John Armstrong writes that the working group's prescription for change may be blinkered by ideology such as time limits.
Why is it 'time-limits' are ideology but an absence of time-limits is not? Why does National have ideology and Labour none? Armstrong's own angle on welfare is ideological. Can't he see that? We all have some sort of belief system; principles, ideas, world-view. After criticising the actuarial calculations and describing the paper as "polemic masquerading as analysis" he writes;
Perhaps worst of all, it makes assertions that are just plain wrong.
As part of the discussion paper's emphasis on getting beneficiaries into work, it cites Denmark, France, Germany, Sweden and Ireland as countries where, in contrast to New Zealand, sole mothers have higher employment rates than mothers with partners.

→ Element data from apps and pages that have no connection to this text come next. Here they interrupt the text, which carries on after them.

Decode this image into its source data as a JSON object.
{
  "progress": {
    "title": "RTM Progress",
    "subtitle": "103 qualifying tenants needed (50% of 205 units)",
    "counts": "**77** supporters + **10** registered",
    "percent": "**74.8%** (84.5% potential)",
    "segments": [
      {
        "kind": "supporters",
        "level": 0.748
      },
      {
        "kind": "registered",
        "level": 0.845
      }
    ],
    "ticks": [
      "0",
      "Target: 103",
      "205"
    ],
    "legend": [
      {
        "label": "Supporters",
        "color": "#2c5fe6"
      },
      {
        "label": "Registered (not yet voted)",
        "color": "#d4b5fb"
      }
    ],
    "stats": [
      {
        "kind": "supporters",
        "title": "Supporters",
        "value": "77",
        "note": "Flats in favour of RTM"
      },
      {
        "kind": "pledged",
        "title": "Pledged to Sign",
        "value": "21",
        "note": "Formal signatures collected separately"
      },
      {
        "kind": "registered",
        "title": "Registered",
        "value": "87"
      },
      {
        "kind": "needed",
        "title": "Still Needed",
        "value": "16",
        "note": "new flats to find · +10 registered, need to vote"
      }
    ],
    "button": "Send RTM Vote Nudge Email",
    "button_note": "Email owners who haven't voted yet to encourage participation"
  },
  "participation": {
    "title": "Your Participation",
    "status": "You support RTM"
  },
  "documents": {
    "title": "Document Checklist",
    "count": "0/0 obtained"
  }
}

The OECD's family database tells a rather different story. In Ireland. mothers with partners outstrip sole mothers when it comes to paid employment - as they do in France and Germany, though not by much.
Armstrong has used this graph;
The Issues Paper relied on Peter Whiteford's presentation slide;
There is a time difference in the statistics. Unfortunately many of the statistics presented to the 2 day forum were outdated. (Not mine).
The fact remains that NZ has a low rate of employment among single mothers when compared with other single mothers in the OECD. That is an effect of the open-ended DPB. Quibbling about unintentional errors won't make that fact go away.